> **Try it**: Your task is to return all the entries below exactly, with every picture omitted.
[[ Data extract, beginning ]]
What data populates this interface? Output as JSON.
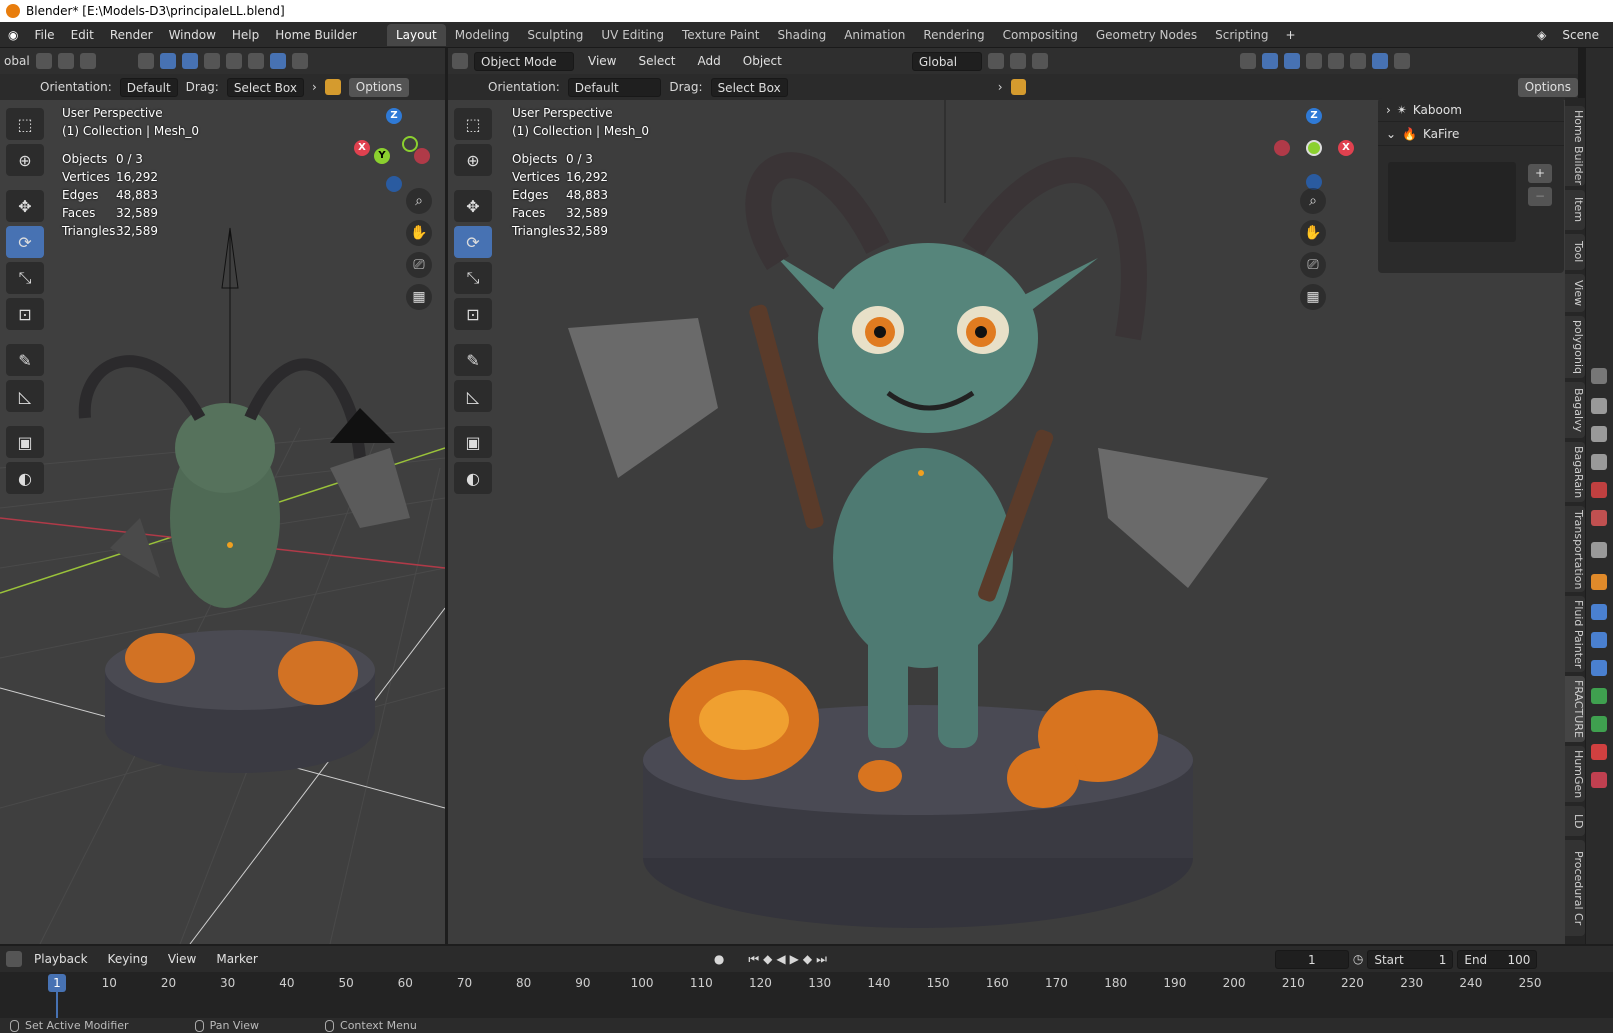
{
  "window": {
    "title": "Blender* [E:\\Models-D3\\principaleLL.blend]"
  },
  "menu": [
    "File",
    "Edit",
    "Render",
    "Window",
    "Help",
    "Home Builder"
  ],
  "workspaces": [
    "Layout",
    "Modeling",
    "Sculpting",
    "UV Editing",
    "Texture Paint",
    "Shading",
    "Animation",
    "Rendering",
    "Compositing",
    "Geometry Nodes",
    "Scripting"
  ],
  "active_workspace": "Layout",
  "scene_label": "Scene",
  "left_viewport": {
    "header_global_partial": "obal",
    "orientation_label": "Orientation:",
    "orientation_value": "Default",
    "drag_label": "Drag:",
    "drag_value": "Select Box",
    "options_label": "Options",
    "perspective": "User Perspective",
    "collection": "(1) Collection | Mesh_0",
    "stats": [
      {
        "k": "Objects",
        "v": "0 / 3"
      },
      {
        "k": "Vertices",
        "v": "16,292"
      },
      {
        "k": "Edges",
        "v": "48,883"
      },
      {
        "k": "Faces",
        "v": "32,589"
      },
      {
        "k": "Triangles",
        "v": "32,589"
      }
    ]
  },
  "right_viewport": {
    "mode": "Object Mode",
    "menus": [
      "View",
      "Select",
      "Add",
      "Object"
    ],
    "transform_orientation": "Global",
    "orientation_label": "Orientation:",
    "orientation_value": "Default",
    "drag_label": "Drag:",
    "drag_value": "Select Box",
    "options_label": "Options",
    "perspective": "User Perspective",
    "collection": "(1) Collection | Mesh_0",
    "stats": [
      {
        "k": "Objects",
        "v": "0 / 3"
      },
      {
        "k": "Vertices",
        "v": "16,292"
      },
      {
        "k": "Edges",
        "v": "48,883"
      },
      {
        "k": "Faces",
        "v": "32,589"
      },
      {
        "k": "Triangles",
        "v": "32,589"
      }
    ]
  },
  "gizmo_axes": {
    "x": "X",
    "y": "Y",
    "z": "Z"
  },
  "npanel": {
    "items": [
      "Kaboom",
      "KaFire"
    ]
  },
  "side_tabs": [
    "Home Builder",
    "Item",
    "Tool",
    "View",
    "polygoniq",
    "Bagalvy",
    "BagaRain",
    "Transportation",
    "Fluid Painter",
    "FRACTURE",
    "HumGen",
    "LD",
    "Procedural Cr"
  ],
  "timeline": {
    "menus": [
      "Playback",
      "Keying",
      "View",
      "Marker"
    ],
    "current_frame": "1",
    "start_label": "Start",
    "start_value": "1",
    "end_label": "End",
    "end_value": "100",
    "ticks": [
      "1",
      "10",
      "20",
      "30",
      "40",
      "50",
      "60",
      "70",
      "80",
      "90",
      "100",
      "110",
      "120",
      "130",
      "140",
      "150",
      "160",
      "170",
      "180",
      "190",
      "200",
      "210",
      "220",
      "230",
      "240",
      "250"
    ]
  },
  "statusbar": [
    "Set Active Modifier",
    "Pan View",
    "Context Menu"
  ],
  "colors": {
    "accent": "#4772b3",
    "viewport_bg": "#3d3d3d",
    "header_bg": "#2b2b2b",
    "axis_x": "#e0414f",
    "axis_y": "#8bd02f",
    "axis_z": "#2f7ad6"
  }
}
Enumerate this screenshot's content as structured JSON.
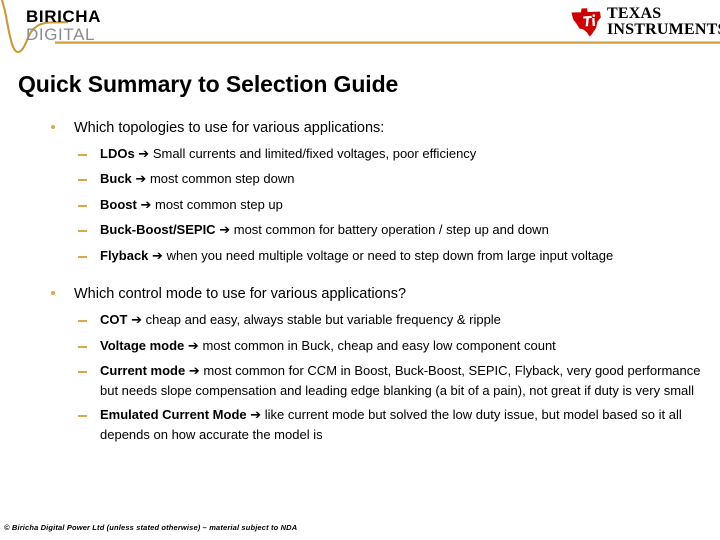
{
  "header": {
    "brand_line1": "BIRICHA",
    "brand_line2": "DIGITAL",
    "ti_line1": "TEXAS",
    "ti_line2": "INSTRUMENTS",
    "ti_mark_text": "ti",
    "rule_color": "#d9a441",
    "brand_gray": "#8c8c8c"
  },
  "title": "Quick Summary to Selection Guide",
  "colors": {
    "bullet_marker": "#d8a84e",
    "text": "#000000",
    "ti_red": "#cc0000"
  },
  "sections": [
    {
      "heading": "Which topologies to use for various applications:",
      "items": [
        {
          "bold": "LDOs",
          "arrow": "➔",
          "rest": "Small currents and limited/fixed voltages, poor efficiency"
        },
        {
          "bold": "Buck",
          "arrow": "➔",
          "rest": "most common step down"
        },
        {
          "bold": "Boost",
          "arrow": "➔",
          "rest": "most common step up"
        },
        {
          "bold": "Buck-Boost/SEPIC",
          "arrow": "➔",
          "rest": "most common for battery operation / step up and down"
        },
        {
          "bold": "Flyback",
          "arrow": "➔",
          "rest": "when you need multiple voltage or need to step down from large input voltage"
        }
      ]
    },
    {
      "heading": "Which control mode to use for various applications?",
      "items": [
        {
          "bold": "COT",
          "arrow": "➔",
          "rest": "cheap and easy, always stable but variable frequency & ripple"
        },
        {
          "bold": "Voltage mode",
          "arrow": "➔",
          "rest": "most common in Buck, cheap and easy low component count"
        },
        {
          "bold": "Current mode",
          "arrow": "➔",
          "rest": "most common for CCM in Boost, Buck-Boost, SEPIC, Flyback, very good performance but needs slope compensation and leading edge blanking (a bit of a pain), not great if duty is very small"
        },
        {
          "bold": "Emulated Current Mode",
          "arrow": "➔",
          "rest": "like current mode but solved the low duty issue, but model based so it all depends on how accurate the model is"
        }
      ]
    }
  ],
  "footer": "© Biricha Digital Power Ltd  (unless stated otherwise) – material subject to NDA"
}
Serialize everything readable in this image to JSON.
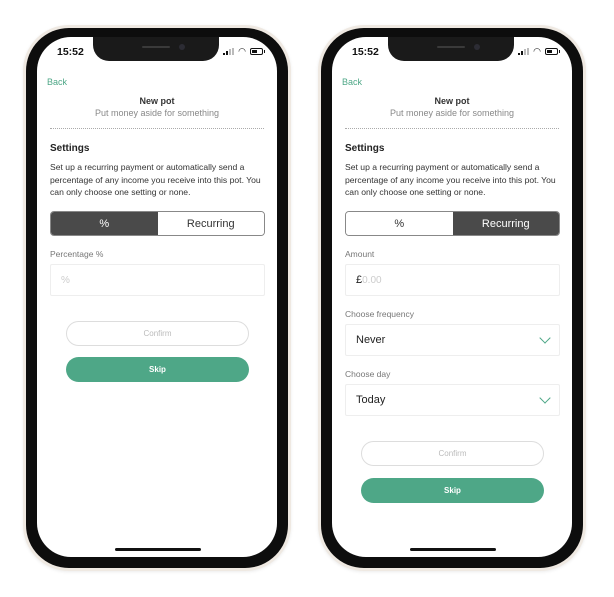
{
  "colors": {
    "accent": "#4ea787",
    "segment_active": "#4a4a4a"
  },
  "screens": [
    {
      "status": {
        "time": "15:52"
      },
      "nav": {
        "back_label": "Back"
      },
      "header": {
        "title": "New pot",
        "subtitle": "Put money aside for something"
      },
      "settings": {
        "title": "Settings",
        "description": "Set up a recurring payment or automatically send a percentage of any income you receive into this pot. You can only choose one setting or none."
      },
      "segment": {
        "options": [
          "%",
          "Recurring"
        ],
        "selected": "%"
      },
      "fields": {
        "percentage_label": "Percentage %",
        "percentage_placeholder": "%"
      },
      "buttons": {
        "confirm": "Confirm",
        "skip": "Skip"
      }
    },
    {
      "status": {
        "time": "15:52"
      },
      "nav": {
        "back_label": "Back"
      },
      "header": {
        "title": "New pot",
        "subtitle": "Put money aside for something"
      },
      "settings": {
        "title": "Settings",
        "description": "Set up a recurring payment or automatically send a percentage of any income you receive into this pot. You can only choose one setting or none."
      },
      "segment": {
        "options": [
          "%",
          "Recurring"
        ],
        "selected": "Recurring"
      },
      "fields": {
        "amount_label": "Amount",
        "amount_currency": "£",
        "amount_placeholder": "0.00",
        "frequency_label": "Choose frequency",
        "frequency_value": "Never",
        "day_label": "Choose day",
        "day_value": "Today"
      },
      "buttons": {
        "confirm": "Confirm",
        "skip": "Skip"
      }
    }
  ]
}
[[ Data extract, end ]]
> **Exercise response**:
What data populates this interface? Output as JSON.
{
  "window": {
    "title": "Blender* [E:\\Models-D3\\principaleLL.blend]"
  },
  "menu": [
    "File",
    "Edit",
    "Render",
    "Window",
    "Help",
    "Home Builder"
  ],
  "workspaces": [
    "Layout",
    "Modeling",
    "Sculpting",
    "UV Editing",
    "Texture Paint",
    "Shading",
    "Animation",
    "Rendering",
    "Compositing",
    "Geometry Nodes",
    "Scripting"
  ],
  "active_workspace": "Layout",
  "scene_label": "Scene",
  "left_viewport": {
    "header_global_partial": "obal",
    "orientation_label": "Orientation:",
    "orientation_value": "Default",
    "drag_label": "Drag:",
    "drag_value": "Select Box",
    "options_label": "Options",
    "perspective": "User Perspective",
    "collection": "(1) Collection | Mesh_0",
    "stats": [
      {
        "k": "Objects",
        "v": "0 / 3"
      },
      {
        "k": "Vertices",
        "v": "16,292"
      },
      {
        "k": "Edges",
        "v": "48,883"
      },
      {
        "k": "Faces",
        "v": "32,589"
      },
      {
        "k": "Triangles",
        "v": "32,589"
      }
    ]
  },
  "right_viewport": {
    "mode": "Object Mode",
    "menus": [
      "View",
      "Select",
      "Add",
      "Object"
    ],
    "transform_orientation": "Global",
    "orientation_label": "Orientation:",
    "orientation_value": "Default",
    "drag_label": "Drag:",
    "drag_value": "Select Box",
    "options_label": "Options",
    "perspective": "User Perspective",
    "collection": "(1) Collection | Mesh_0",
    "stats": [
      {
        "k": "Objects",
        "v": "0 / 3"
      },
      {
        "k": "Vertices",
        "v": "16,292"
      },
      {
        "k": "Edges",
        "v": "48,883"
      },
      {
        "k": "Faces",
        "v": "32,589"
      },
      {
        "k": "Triangles",
        "v": "32,589"
      }
    ]
  },
  "gizmo_axes": {
    "x": "X",
    "y": "Y",
    "z": "Z"
  },
  "npanel": {
    "items": [
      "Kaboom",
      "KaFire"
    ]
  },
  "side_tabs": [
    "Home Builder",
    "Item",
    "Tool",
    "View",
    "polygoniq",
    "Bagalvy",
    "BagaRain",
    "Transportation",
    "Fluid Painter",
    "FRACTURE",
    "HumGen",
    "LD",
    "Procedural Cr"
  ],
  "timeline": {
    "menus": [
      "Playback",
      "Keying",
      "View",
      "Marker"
    ],
    "current_frame": "1",
    "start_label": "Start",
    "start_value": "1",
    "end_label": "End",
    "end_value": "100",
    "ticks": [
      "1",
      "10",
      "20",
      "30",
      "40",
      "50",
      "60",
      "70",
      "80",
      "90",
      "100",
      "110",
      "120",
      "130",
      "140",
      "150",
      "160",
      "170",
      "180",
      "190",
      "200",
      "210",
      "220",
      "230",
      "240",
      "250"
    ]
  },
  "statusbar": [
    "Set Active Modifier",
    "Pan View",
    "Context Menu"
  ],
  "colors": {
    "accent": "#4772b3",
    "viewport_bg": "#3d3d3d",
    "header_bg": "#2b2b2b",
    "axis_x": "#e0414f",
    "axis_y": "#8bd02f",
    "axis_z": "#2f7ad6"
  }
}
Enumerate this screenshot's content as structured JSON.
{
  "header": {
    "brand_line1": "BIRICHA",
    "brand_line2": "DIGITAL",
    "ti_line1": "TEXAS",
    "ti_line2": "INSTRUMENTS",
    "ti_mark_text": "ti",
    "rule_color": "#d9a441",
    "brand_gray": "#8c8c8c"
  },
  "title": "Quick Summary to Selection Guide",
  "colors": {
    "bullet_marker": "#d8a84e",
    "text": "#000000",
    "ti_red": "#cc0000"
  },
  "sections": [
    {
      "heading": "Which topologies to use for various applications:",
      "items": [
        {
          "bold": "LDOs",
          "arrow": "➔",
          "rest": "Small currents and limited/fixed voltages, poor efficiency"
        },
        {
          "bold": "Buck",
          "arrow": "➔",
          "rest": "most common step down"
        },
        {
          "bold": "Boost",
          "arrow": "➔",
          "rest": "most common step up"
        },
        {
          "bold": "Buck-Boost/SEPIC",
          "arrow": "➔",
          "rest": "most common for battery operation / step up and down"
        },
        {
          "bold": "Flyback",
          "arrow": "➔",
          "rest": "when you need multiple voltage or need to step down from large input voltage"
        }
      ]
    },
    {
      "heading": "Which control mode to use for various applications?",
      "items": [
        {
          "bold": "COT",
          "arrow": "➔",
          "rest": "cheap and easy, always stable but variable frequency & ripple"
        },
        {
          "bold": "Voltage mode",
          "arrow": "➔",
          "rest": "most common in Buck, cheap and easy low component count"
        },
        {
          "bold": "Current mode",
          "arrow": "➔",
          "rest": "most common for CCM in Boost, Buck-Boost, SEPIC, Flyback, very good performance but needs slope compensation and leading edge blanking (a bit of a pain), not great if duty is very small"
        },
        {
          "bold": "Emulated Current Mode",
          "arrow": "➔",
          "rest": "like current mode but solved the low duty issue, but model based so it all depends on how accurate the model is"
        }
      ]
    }
  ],
  "footer": "© Biricha Digital Power Ltd  (unless stated otherwise) – material subject to NDA"
}
Serialize everything readable in this image to JSON.
{
  "colors": {
    "accent": "#4ea787",
    "segment_active": "#4a4a4a"
  },
  "screens": [
    {
      "status": {
        "time": "15:52"
      },
      "nav": {
        "back_label": "Back"
      },
      "header": {
        "title": "New pot",
        "subtitle": "Put money aside for something"
      },
      "settings": {
        "title": "Settings",
        "description": "Set up a recurring payment or automatically send a percentage of any income you receive into this pot. You can only choose one setting or none."
      },
      "segment": {
        "options": [
          "%",
          "Recurring"
        ],
        "selected": "%"
      },
      "fields": {
        "percentage_label": "Percentage %",
        "percentage_placeholder": "%"
      },
      "buttons": {
        "confirm": "Confirm",
        "skip": "Skip"
      }
    },
    {
      "status": {
        "time": "15:52"
      },
      "nav": {
        "back_label": "Back"
      },
      "header": {
        "title": "New pot",
        "subtitle": "Put money aside for something"
      },
      "settings": {
        "title": "Settings",
        "description": "Set up a recurring payment or automatically send a percentage of any income you receive into this pot. You can only choose one setting or none."
      },
      "segment": {
        "options": [
          "%",
          "Recurring"
        ],
        "selected": "Recurring"
      },
      "fields": {
        "amount_label": "Amount",
        "amount_currency": "£",
        "amount_placeholder": "0.00",
        "frequency_label": "Choose frequency",
        "frequency_value": "Never",
        "day_label": "Choose day",
        "day_value": "Today"
      },
      "buttons": {
        "confirm": "Confirm",
        "skip": "Skip"
      }
    }
  ]
}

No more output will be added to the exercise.